[JURIST] One of the two Afghans on the UN-backed Electoral Complaints Commission (ECC) [official website] resigned on Monday, citing "foreign interference." The panel is tasked with investigating the allegations of fraud surrounding the disputed August presidential elections [JURIST news archive]. Maulavi Mustafa Barakzai's resignation has raised doubt about the commission's work and has generated allegations that the resignation was influenced by President Hamid Karzai [BBC profile, JURIST news archive] – allegations that have been refuted by Karzai's campaign. The ECC released a statement [text, PDF] on Monday expressing its disappointment over Barakzai's resignation. There is no word on whether Barakzai will be replaced but according to Rule of Procedure 2.4 [text, PDF], the panel only needs a quorum of three people, including one Afghan in order to meet and issue rulings. In addition to the two Afghans on the panel, the five-member panel consists of one American, one Canadian, and one Dutch national. The panel must determine whether Karzai has enough votes to be declared the winner of the election or whether he will have to face a runoff vote against challenger Abdullah Abdullah [BBC profile].

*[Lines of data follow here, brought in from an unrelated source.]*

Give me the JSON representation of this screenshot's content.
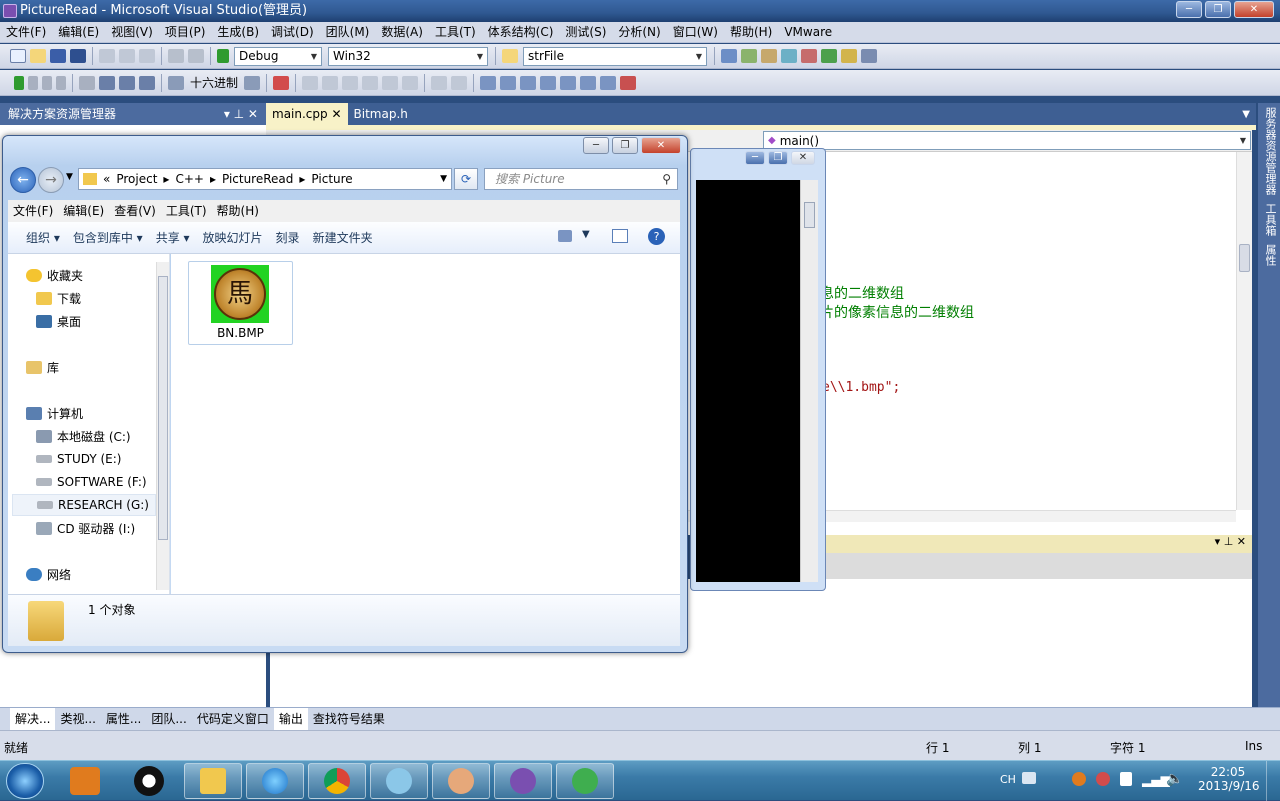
{
  "vs": {
    "title": "PictureRead - Microsoft Visual Studio(管理员)",
    "menu": [
      "文件(F)",
      "编辑(E)",
      "视图(V)",
      "项目(P)",
      "生成(B)",
      "调试(D)",
      "团队(M)",
      "数据(A)",
      "工具(T)",
      "体系结构(C)",
      "测试(S)",
      "分析(N)",
      "窗口(W)",
      "帮助(H)",
      "VMware"
    ],
    "toolbar": {
      "config": "Debug",
      "platform": "Win32",
      "find_value": "strFile",
      "hex_label": "十六进制"
    },
    "solution_panel_title": "解决方案资源管理器",
    "tabs": [
      "main.cpp",
      "Bitmap.h"
    ],
    "nav_function": "main()",
    "code_lines": [
      {
        "text": "息的二维数组",
        "color": "#007f00"
      },
      {
        "text": "片的像素信息的二维数组",
        "color": "#007f00"
      },
      {
        "text": "e\\\\1.bmp\";",
        "color": "#a31515"
      }
    ],
    "right_tabs": [
      "服务器资源管理器",
      "工具箱",
      "属性"
    ],
    "bottom_tabs": [
      "解决...",
      "类视...",
      "属性...",
      "团队...",
      "代码定义窗口",
      "输出",
      "查找符号结果"
    ],
    "status": {
      "ready": "就绪",
      "line": "行 1",
      "col": "列 1",
      "char": "字符 1",
      "mode": "Ins"
    }
  },
  "explorer": {
    "breadcrumb": [
      "«",
      "Project",
      "C++",
      "PictureRead",
      "Picture"
    ],
    "search_placeholder": "搜索 Picture",
    "menu": [
      "文件(F)",
      "编辑(E)",
      "查看(V)",
      "工具(T)",
      "帮助(H)"
    ],
    "commands": [
      "组织 ▾",
      "包含到库中 ▾",
      "共享 ▾",
      "放映幻灯片",
      "刻录",
      "新建文件夹"
    ],
    "nav": [
      {
        "label": "收藏夹",
        "icon": "star-icon",
        "indent": 0
      },
      {
        "label": "下载",
        "icon": "download-folder-icon",
        "indent": 1
      },
      {
        "label": "桌面",
        "icon": "desktop-icon",
        "indent": 1
      },
      {
        "label": "库",
        "icon": "library-icon",
        "indent": 0
      },
      {
        "label": "计算机",
        "icon": "computer-icon",
        "indent": 0
      },
      {
        "label": "本地磁盘 (C:)",
        "icon": "drive-icon",
        "indent": 1
      },
      {
        "label": "STUDY (E:)",
        "icon": "drive-icon",
        "indent": 1
      },
      {
        "label": "SOFTWARE (F:)",
        "icon": "drive-icon",
        "indent": 1
      },
      {
        "label": "RESEARCH (G:)",
        "icon": "drive-icon",
        "indent": 1
      },
      {
        "label": "CD 驱动器 (I:)",
        "icon": "cd-drive-icon",
        "indent": 1
      },
      {
        "label": "网络",
        "icon": "network-icon",
        "indent": 0
      }
    ],
    "file": {
      "name": "BN.BMP",
      "glyph": "馬"
    },
    "status_text": "1 个对象"
  },
  "taskbar": {
    "lang": "CH",
    "time": "22:05",
    "date": "2013/9/16",
    "apps": [
      "start-orb-icon",
      "media-player-icon",
      "qq-icon",
      "explorer-icon",
      "ie-icon",
      "chrome-icon",
      "search-tool-icon",
      "contacts-icon",
      "vs-icon",
      "app-icon"
    ]
  },
  "colors": {
    "vs_blue": "#4c6b9f",
    "taskbar": "#3b7ba8",
    "code_green": "#007f00",
    "code_string": "#a31515"
  }
}
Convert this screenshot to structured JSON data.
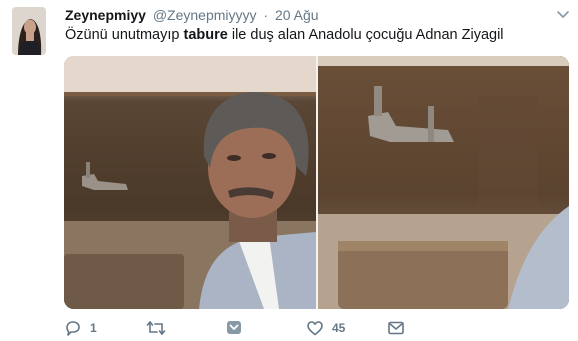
{
  "tweet": {
    "display_name": "Zeynepmiyy",
    "handle": "@Zeynepmiyyyy",
    "separator": "·",
    "date": "20 Ağu",
    "text_before": "Özünü unutmayıp ",
    "text_bold": "tabure",
    "text_after": " ile duş alan Anadolu çocuğu Adnan Ziyagil"
  },
  "actions": {
    "reply_count": "1",
    "retweet_count": "",
    "like_count": "45"
  },
  "colors": {
    "icon_gray": "#657786",
    "text_dark": "#14171a",
    "save_icon": "#8899a6"
  }
}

Last month, the EEC ordered a recount [JURIST report] of ballots from about 10 percent of polls. Also in September, the ECC invalidated ballots [JURIST report] from certain polls in Kandahar, Ghazni, and Paktika [press releases, PDF] provinces. The ECC also ordered the Independent Election Commission (IEC) [official website] to conduct a partial recount [JURIST report] of votes from polling stations with high irregularities. The IEC said earlier in September that it is conducting its role faithfully and impartially [JURIST report] in an attempt to reassure the Afghan public amid allegations of voter fraud, mainly in response to the more than 100 complaints [JURIST report] filed with the ECC by Abdullah's campaign alleging ballot stuffing, inflated vote counts, and intimidation at the polls by Karzai supporters. Election observers also reported at least two instances of voters fingers, marked with indelible ink to avoid voter fraud, being cut off by Taliban insurgents.